[Data about app and page elements]
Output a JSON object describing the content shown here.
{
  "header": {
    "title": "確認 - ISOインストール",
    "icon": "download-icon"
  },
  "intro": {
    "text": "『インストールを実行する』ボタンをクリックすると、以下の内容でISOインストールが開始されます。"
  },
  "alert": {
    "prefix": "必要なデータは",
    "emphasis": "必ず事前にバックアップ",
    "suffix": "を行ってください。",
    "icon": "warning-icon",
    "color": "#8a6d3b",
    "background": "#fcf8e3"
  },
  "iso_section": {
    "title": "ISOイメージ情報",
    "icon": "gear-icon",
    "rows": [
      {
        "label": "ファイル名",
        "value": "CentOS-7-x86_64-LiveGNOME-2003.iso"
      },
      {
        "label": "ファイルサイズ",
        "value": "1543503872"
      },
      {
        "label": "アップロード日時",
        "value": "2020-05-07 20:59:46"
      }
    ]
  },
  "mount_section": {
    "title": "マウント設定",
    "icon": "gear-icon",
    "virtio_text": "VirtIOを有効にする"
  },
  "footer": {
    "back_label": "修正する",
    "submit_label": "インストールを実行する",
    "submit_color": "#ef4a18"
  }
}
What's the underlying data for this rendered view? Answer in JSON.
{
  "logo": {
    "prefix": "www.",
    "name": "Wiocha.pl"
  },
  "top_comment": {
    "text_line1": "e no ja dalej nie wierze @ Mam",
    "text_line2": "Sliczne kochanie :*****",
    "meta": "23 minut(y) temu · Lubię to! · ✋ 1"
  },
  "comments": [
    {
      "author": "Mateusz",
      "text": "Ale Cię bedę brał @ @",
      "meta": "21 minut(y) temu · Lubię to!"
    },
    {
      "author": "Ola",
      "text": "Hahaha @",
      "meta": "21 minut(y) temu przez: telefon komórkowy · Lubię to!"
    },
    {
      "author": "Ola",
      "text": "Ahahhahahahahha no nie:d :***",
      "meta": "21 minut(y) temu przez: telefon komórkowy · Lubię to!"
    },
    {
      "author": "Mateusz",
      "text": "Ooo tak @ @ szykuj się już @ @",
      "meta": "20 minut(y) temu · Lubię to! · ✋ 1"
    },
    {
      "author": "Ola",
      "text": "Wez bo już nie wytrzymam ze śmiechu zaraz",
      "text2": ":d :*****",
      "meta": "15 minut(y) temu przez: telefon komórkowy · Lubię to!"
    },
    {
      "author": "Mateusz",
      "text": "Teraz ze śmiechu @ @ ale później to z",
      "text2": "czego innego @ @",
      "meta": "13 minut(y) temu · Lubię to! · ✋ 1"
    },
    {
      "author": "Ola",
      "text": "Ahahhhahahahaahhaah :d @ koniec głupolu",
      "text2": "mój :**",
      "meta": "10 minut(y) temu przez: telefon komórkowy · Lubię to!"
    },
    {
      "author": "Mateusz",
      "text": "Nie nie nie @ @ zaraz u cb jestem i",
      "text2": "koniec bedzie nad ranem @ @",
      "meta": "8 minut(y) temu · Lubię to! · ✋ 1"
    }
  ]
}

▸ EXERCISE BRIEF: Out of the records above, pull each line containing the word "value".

▸ RESULT:
        "value": "CentOS-7-x86_64-LiveGNOME-2003.iso"
        "value": "1543503872"
        "value": "2020-05-07 20:59:46"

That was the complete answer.